UN Security Council accepts climate change as a threat to global security
The best outline I could find was at Deutsche Welle. What we got was a Presidential Statement rather than a resolution, but one that had to be voted on and accepted by members. Russia had been opposed, saying it would lead to increased politicisation. China wanted climate change addressed as part of the development agenda. There are two main outcomes:
The final statement expressed “concern that possible adverse effects of climate change may, in the long run, aggravate certain existing threats to international peace and security.”
It also requested UN Secretary-General Ban Ki-moon to include information on possible climate change impacts in his regular reports on global trouble-spots.
There’s more background here, when the cause seemed lost.
Electricity generation by fuel type
Barry Brook at BraveNewClimate has some new graphs. The one I want to highlight shows electricity generation by fuel type:
At 2006 the information is a bit dated, but red (coal) is definitely bad. Take your pick of green or blue as good, but please don’t argue about it.
Carbon capture and utilisation
With all that coal being burnt we have to worry about what happens to the CO2. On an earlier thread Fran linked to an article telling us that the prospects of carbon capture and sequestration had taken a hefty blow.
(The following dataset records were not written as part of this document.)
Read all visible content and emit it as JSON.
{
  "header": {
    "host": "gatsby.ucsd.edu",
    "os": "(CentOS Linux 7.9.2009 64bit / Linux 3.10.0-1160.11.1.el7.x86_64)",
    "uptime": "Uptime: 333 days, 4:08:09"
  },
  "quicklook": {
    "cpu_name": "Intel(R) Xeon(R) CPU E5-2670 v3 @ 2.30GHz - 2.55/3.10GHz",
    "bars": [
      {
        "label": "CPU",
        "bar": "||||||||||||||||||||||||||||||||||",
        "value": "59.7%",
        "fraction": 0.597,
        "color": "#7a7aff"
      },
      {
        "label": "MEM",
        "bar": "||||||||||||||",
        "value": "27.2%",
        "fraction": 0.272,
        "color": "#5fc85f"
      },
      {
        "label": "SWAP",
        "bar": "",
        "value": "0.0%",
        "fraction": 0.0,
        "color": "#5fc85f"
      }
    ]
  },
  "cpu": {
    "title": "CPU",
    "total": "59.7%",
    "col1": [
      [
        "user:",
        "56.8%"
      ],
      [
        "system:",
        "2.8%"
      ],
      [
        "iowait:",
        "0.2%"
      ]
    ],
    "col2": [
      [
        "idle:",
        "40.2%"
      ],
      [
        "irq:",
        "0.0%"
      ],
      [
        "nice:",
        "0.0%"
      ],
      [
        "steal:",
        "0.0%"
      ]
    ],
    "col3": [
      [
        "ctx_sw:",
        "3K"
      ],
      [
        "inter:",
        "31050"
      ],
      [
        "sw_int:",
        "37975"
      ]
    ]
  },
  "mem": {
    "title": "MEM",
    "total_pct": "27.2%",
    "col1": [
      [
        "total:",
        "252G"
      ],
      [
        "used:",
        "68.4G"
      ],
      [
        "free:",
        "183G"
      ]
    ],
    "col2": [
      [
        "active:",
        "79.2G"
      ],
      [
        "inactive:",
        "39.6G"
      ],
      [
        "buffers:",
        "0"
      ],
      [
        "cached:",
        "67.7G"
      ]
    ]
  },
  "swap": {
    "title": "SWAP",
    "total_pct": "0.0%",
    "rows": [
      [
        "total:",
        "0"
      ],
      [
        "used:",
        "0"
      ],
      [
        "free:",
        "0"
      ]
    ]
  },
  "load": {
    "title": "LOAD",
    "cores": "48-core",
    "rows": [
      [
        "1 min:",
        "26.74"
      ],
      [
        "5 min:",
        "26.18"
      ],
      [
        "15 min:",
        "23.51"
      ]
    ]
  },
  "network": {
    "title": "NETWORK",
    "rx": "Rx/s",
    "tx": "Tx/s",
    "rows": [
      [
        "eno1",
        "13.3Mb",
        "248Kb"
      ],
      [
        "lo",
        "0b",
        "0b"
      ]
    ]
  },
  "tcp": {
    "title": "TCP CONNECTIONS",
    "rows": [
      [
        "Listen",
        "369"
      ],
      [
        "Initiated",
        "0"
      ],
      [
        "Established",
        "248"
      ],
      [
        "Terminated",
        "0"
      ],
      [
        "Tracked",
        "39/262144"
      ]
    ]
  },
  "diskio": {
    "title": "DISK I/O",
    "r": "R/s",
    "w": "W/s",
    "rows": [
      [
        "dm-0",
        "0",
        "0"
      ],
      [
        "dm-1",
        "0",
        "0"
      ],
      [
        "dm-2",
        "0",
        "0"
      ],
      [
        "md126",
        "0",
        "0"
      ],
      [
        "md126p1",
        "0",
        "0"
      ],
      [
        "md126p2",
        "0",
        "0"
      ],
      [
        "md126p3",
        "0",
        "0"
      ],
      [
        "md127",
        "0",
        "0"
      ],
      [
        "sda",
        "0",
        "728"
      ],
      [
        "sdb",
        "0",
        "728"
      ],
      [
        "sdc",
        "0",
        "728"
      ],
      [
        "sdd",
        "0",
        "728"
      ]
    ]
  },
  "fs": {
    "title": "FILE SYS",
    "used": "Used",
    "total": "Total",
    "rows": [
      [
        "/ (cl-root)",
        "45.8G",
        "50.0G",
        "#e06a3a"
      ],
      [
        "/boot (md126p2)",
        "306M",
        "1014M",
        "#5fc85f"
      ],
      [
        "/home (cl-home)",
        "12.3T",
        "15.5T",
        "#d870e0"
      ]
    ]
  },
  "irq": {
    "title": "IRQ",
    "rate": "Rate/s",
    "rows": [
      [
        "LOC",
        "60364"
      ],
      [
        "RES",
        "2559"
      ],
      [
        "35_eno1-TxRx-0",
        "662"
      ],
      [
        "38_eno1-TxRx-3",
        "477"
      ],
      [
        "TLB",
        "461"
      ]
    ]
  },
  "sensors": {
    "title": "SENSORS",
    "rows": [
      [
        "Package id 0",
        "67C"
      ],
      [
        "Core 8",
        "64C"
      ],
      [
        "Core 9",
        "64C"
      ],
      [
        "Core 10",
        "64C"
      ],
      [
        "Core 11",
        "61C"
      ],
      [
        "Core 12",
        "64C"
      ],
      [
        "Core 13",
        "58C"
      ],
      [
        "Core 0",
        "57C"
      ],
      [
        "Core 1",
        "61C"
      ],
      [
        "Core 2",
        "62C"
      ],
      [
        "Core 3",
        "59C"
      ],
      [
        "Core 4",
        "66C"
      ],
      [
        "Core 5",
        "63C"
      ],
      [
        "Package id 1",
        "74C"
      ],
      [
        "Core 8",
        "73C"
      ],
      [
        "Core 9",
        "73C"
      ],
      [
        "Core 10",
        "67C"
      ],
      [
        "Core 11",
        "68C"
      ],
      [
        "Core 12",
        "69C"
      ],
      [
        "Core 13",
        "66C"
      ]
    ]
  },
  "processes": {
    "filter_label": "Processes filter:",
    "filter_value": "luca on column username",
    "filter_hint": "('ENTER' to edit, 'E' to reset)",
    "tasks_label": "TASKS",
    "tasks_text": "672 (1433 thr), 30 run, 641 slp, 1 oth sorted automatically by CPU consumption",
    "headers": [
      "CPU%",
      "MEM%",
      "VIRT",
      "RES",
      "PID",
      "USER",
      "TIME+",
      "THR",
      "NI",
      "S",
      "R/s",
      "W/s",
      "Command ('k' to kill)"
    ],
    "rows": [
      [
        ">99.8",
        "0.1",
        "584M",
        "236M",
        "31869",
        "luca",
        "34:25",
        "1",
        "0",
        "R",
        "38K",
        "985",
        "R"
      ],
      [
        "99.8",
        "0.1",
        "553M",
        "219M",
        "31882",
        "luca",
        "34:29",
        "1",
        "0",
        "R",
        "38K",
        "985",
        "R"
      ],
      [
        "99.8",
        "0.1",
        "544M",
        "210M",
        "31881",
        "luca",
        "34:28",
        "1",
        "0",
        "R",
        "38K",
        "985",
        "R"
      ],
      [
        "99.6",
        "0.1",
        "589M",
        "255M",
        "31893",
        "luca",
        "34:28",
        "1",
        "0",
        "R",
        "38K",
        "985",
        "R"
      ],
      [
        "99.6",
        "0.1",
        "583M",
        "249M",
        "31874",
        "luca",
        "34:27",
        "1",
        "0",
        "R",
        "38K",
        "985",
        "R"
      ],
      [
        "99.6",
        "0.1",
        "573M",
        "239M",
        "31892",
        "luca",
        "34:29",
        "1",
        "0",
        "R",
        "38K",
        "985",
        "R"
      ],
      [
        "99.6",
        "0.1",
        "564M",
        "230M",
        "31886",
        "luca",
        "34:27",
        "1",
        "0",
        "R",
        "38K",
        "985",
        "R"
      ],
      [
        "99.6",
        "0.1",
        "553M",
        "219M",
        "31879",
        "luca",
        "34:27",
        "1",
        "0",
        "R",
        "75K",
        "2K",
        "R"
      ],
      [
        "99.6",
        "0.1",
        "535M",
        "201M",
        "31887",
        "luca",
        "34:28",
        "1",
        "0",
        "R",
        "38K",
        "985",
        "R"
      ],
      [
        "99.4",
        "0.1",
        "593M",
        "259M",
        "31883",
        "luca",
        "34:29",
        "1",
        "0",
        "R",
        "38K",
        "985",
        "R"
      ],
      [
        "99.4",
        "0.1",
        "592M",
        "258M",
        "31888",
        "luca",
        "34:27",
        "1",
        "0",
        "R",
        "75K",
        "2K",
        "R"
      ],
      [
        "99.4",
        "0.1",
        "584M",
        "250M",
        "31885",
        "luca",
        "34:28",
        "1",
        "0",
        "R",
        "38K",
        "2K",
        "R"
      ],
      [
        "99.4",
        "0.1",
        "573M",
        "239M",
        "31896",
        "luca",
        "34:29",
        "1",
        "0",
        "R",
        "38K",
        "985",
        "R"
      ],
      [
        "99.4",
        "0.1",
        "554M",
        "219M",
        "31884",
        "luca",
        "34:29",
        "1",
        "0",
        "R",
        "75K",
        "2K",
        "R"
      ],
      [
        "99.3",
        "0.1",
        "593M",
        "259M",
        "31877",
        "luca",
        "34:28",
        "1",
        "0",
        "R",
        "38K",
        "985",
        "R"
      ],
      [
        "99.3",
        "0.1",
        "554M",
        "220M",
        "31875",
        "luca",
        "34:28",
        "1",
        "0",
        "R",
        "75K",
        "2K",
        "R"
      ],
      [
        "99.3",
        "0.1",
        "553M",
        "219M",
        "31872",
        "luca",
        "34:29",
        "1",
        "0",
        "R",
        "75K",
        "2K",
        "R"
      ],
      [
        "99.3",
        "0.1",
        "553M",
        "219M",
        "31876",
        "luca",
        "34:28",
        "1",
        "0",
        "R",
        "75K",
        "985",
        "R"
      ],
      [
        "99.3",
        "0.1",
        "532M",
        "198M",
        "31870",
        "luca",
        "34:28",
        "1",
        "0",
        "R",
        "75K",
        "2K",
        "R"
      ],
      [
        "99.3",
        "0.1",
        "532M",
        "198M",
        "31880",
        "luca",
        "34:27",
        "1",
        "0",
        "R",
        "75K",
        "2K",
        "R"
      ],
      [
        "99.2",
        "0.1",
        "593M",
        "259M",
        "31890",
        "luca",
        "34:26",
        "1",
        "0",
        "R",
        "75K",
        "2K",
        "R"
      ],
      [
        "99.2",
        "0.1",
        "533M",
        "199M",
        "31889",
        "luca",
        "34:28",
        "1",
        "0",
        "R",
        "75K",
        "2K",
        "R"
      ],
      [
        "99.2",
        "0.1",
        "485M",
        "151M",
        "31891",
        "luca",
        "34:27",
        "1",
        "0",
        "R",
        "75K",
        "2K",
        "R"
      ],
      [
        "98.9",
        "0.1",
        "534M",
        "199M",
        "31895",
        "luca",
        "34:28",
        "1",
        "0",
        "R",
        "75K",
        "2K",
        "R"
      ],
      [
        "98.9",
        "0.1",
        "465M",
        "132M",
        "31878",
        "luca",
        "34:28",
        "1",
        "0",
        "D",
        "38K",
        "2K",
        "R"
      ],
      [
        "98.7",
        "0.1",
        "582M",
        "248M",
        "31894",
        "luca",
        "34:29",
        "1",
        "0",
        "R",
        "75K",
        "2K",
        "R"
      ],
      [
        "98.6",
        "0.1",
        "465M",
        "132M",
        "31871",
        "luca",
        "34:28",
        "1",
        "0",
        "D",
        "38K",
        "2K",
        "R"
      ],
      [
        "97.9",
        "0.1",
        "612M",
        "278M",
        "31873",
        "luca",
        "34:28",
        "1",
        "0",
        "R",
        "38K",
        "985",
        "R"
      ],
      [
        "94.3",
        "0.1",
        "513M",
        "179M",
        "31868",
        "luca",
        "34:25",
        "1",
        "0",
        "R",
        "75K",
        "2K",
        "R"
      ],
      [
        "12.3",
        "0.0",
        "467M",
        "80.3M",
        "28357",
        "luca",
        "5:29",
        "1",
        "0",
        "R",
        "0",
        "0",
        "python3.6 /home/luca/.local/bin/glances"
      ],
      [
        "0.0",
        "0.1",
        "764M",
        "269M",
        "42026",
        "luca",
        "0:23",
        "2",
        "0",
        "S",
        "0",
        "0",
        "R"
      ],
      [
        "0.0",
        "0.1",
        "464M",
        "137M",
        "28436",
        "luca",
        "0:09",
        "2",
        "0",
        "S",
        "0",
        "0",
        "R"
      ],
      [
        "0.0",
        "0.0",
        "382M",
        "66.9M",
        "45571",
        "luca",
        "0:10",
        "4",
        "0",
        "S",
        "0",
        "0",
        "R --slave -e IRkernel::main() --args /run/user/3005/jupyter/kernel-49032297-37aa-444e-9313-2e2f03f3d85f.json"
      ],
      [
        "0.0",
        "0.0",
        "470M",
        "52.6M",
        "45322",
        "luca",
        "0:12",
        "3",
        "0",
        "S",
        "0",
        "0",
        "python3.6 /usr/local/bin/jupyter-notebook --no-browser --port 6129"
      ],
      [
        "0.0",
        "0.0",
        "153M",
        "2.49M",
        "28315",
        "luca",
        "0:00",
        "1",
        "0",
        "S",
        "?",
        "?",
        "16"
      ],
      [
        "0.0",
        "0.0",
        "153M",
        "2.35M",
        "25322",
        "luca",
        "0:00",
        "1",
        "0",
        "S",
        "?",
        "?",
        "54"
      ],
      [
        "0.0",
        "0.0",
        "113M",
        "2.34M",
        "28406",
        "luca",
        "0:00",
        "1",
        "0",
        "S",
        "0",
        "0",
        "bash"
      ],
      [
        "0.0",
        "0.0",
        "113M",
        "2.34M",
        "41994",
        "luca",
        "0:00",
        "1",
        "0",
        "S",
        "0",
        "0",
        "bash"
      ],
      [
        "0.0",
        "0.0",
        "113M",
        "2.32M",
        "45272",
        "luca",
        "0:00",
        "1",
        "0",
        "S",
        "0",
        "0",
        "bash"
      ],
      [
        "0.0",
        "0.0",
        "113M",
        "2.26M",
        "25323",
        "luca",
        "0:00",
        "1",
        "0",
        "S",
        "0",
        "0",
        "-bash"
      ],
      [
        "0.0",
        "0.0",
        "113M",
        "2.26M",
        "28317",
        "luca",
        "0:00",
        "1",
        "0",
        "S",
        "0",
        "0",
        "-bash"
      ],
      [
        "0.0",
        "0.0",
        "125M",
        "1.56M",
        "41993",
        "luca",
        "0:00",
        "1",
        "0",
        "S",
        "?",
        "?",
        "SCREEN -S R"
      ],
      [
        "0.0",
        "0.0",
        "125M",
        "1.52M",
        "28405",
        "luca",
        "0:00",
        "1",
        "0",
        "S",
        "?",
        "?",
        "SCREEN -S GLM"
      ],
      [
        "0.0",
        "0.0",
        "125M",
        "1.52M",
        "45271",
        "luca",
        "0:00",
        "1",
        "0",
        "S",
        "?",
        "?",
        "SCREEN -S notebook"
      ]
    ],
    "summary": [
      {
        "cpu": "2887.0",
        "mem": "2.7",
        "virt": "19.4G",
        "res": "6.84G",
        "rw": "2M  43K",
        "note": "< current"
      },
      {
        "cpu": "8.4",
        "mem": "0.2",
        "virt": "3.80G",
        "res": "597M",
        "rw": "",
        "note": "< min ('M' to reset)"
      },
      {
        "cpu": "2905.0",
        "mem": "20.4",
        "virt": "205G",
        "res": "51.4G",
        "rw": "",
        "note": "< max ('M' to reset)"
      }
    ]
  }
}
Now we are told that we will have to wait a while for carbon capture and utilisation to be commercialised:
A dream climate change cure to turn planet-warming greenhouse gases into useful products from jet fuel to plastics will take years to develop from the lab and pilot projects, a report found on Thursday.
Still “years” is better than the decades CCS will take, even if they do work seriously on it.
Hybrid power stations
Most coal-fired power stations could drill down locally and find geothermal resources around 120°C to 150°C at relatively shallow depth, enough to preheat the water used in turbines, thus improving the thermal efficiency at these plants from around 35% to the high 40s. By this means, it is claimed, the emissions profile of some existing coal-fired power stations could be lowered towards those of gas-fired generators.
Solar is also a prospect as a hybrid partner:
Indeed hybridisation – be it solar/coal, geothermal/coal, solar/gas – seems to be all the rage.
Top floors with solar panels were found to 5F cooler. Don’t get too excited. Savings are equivalent to a 5% discount on the solar panels.
A solar tower in Arizona will be more than twice as high as the Empire State building.
A new aluminium-celmet battery could increase the capacity of electric vehicle onboard battery packs 1.5 to 3 times, or propel a Tesla Roadster from 589 to 1,178 km.
German utility RWE has pulled funding for the world’s largest wave project in Scotland in favour of a tidal plant. This may signify that investor interest in marine power is moving away from wave towards tidal technology.
Also the World Bank is funding a $300 million 150MW geothermal plant in Indonesia.
Fox only talks about global warming when it’s snowing
That’s right, when it’s cold it’s global cooling, when it’s hot it is just hot.
Per kind favour of John D the Northern Sea Route (along the Siberian coast) has now opened, the Northwest Passage (through the channels of the Canadian Arctic Islands) should not be far behind. So we will almost certainly have another year with both passages open. The pink lines (1979 to 2000 median) show that both passages would normally be substantially blocked at this time of the year.
Sea levels, again
I’ve been thinking of an overview post on sea level rise. RealClimate has a post on the Houston and Dean paper purporting to show deceleration of sea level rise last century (already debunked by Tamino). I found two statements interesting:
It is known that the twentieth-century acceleration is largely found in the Southern Hemisphere
we indeed predict a much larger acceleration of sea level rise in the 21st Century than is observed in the 20th Century. That is a direct logical consequence of the fact that we expect much larger warming in the 21st than in the 20th.
The real action is yet to come when decay of the major ice sheets becomes the dominant factor. The question is how much, how soon. In this post Pfeffer et al maintain that the upper bound of expectations for 2100 is two metres. For reasons I elaborated then I suspect he’s right.
Much depends on Antarctica. Recent research indicates that it contributed more than previously thought to sea level rise in the Eemian. But that is likely to play out over centuries.
Meanwhile the Climate Commission (interesting website) has released a climate change impact statement for the Illawarra and NSW south coast which has been picked up by the media:
The report finds low-lying residential areas around Lake Illawarra could be flooded, along with 50 kilometres of rail line, as the sea level rises by 1.1 metres.
The world’s largest carbon farm
The Federal Government are chipping in two-thirds of the purchase price of Hendry Station, to de-stock and form the world’s largest carbon farm. R M Williams will provide the other $13 million.
Traditional owner Barry Abbott is angry. He wants to acquire the property and continue run cattle.
Bruce Breaden, a former director of the Central Land Council, was disappointed the Aboriginal people were not able to buy the station but welcomed the new opportunities and regretted the Aboriginal people were unable to buy it themselves.